|US20120297513 *||May 11, 2010||Nov 29, 2012||Florian Felix||Hybrid foam|
|USD617503||Jan 27, 2010||Jun 8, 2010||Intellectual Property Holdings, Llc||Helmet pad structure|
|USD679058||Jul 1, 2011||Mar 26, 2013||Intellectual Property Holdings, Llc||Helmet liner|
|USD683079||Oct 10, 2011||May 21, 2013||Intellectual Property Holdings, Llc||Helmet liner|
|USD733972||Sep 12, 2013||Jul 7, 2015||Intellectual Property Holdings, Llc||Helmet|
|USRE37705 *||Jan 24, 2000||May 21, 2002||Byron A. Donzis||Impact absorbing composites and their production|
|WO1993002577A1 *||Jul 27, 1992||Feb 18, 1993||Hpi Health Protection, Inc.||Multilayer cushion with fluid filled pockets or chambers|
|WO2001049139A1 *||Jan 8, 2001||Jul 12, 2001||University Of Leicester||Impact absorbing device|
|WO2006052052A1 *||Apr 13, 2005||May 18, 2006||Jang Won Park||Shock-absorbing device for shoes|
|U.S. Classification||2/462, 36/44, 2/DIG.3, 36/71, 2/465, 2/22, 2/267, 2/910, 2/455|
|International Classification||A63B71/14, A63B71/12, A63B71/08|
|Cooperative Classification||A41D13/1184, Y10S2/912, Y10S2/03, Y10S2/91, A41D13/0153, A63B71/08, A41D13/0562|
|Sep 23, 1991||SULP||Surcharge for late payment|
|Sep 23, 1991||FPAY||Fee payment|
Year of fee payment: 4
|May 30, 1995||REMI||Maintenance fee reminder mailed|
|Oct 22, 1995||LAPS||Lapse for failure to pay maintenance fees|

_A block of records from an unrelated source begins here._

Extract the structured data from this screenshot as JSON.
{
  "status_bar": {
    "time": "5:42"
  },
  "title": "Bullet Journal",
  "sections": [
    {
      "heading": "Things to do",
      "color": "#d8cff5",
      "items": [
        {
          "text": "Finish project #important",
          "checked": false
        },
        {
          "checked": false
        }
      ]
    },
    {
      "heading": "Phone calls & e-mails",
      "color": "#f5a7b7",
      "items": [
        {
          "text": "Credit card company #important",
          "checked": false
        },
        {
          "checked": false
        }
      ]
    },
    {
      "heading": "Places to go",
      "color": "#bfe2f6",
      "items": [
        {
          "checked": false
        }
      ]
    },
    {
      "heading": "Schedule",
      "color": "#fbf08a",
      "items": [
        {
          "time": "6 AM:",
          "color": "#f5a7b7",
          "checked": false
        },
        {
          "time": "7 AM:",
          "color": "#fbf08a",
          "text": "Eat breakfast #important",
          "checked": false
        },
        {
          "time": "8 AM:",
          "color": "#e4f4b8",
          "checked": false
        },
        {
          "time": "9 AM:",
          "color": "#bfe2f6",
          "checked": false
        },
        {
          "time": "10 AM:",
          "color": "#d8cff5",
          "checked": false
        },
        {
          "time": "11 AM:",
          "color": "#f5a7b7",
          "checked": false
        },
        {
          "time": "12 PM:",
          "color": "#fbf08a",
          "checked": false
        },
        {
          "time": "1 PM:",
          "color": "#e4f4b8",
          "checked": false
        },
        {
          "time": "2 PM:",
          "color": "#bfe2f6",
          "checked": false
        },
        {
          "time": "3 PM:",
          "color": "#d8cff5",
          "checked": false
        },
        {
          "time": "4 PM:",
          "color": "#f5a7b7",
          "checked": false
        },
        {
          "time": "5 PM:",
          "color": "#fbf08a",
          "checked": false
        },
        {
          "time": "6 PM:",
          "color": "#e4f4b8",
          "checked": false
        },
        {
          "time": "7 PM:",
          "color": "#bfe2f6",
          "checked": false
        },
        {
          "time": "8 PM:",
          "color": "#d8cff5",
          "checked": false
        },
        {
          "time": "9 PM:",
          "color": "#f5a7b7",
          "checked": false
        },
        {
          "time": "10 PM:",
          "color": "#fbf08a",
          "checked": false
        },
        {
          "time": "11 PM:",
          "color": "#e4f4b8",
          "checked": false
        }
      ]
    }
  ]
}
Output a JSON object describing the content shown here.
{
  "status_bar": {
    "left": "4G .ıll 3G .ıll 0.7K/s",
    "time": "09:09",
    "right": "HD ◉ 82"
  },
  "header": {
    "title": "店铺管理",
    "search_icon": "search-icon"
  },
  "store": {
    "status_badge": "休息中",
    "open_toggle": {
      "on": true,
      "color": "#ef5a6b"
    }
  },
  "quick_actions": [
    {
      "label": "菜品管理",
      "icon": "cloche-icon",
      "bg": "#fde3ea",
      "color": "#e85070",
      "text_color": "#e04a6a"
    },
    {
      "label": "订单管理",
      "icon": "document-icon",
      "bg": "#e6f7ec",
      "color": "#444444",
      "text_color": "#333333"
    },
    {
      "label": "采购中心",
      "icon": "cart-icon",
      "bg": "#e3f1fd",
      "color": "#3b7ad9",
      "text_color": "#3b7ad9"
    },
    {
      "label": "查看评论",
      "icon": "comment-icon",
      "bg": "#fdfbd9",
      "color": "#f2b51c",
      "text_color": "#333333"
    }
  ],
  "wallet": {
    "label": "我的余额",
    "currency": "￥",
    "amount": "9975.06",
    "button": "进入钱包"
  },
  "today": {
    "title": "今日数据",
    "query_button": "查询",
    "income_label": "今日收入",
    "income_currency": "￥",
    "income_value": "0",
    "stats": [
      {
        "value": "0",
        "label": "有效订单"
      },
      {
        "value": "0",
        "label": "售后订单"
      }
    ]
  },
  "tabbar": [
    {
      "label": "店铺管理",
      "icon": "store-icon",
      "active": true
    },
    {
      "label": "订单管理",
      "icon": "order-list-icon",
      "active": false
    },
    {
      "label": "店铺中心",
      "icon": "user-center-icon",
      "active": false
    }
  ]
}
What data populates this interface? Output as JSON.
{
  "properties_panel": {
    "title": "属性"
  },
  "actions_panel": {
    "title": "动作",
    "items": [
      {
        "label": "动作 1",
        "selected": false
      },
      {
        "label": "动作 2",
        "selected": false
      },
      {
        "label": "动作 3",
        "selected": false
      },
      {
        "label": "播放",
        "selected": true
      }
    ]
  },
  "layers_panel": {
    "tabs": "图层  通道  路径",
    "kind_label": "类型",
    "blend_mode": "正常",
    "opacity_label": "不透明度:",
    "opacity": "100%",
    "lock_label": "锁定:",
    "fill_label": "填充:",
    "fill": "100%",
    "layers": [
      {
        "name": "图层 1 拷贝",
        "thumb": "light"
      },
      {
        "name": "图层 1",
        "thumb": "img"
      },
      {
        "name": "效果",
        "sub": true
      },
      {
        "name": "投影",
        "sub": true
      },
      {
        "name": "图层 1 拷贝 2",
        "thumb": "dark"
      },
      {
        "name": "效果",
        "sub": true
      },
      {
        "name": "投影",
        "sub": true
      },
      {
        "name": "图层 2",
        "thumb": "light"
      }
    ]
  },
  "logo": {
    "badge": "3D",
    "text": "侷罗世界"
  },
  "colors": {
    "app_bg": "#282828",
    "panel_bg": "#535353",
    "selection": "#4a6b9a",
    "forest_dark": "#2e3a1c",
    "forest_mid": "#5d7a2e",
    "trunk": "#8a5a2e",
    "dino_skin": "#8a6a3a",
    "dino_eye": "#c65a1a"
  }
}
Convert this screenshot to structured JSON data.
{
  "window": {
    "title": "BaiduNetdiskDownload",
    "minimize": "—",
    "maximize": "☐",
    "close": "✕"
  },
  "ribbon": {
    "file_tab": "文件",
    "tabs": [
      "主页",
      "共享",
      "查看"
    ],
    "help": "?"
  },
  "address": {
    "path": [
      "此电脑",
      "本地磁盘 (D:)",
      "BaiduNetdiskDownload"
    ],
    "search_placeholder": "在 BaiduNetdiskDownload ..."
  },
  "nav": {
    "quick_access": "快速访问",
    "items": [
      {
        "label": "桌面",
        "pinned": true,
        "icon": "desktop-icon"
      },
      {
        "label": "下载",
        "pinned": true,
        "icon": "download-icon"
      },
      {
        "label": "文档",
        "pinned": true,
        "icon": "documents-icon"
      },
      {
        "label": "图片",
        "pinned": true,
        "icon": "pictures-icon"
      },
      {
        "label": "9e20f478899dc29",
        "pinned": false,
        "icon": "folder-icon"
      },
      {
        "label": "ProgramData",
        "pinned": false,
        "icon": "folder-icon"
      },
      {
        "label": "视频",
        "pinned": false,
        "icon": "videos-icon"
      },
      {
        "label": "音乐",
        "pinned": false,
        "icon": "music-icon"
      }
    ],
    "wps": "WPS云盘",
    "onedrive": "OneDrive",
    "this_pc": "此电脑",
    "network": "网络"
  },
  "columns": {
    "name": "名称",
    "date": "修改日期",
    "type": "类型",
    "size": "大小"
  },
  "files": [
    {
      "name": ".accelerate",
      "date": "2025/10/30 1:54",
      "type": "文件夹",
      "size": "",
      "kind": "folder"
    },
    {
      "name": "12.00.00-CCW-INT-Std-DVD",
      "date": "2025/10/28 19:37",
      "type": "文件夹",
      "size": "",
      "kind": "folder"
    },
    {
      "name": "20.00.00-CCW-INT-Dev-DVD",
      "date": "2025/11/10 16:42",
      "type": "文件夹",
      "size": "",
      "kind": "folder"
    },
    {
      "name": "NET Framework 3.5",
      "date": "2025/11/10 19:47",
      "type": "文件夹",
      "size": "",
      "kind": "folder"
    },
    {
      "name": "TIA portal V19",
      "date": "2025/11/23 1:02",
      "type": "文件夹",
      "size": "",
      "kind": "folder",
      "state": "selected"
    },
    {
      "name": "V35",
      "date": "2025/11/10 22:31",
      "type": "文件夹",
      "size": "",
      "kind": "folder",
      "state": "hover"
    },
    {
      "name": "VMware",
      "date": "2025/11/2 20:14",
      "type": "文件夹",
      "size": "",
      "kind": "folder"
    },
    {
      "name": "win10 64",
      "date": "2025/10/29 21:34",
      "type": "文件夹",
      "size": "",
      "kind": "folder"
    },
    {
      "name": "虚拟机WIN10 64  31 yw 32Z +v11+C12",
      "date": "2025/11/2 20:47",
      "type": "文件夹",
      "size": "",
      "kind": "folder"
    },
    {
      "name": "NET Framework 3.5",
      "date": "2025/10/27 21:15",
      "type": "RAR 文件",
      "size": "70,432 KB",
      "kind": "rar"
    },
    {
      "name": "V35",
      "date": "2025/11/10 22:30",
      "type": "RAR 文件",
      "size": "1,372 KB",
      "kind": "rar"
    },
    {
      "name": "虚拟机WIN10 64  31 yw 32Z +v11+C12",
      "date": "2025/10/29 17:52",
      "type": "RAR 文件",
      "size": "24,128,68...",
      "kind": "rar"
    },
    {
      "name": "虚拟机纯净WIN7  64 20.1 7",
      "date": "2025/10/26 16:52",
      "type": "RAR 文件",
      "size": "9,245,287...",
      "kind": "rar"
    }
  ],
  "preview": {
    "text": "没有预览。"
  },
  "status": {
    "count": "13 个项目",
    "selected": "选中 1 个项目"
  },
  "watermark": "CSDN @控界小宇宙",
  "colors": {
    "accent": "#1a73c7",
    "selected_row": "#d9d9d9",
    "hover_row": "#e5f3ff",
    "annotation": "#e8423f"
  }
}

|Jan 2, 1996||FP||Expired due to failure to pay maintenance fee|
Effective date: 19951025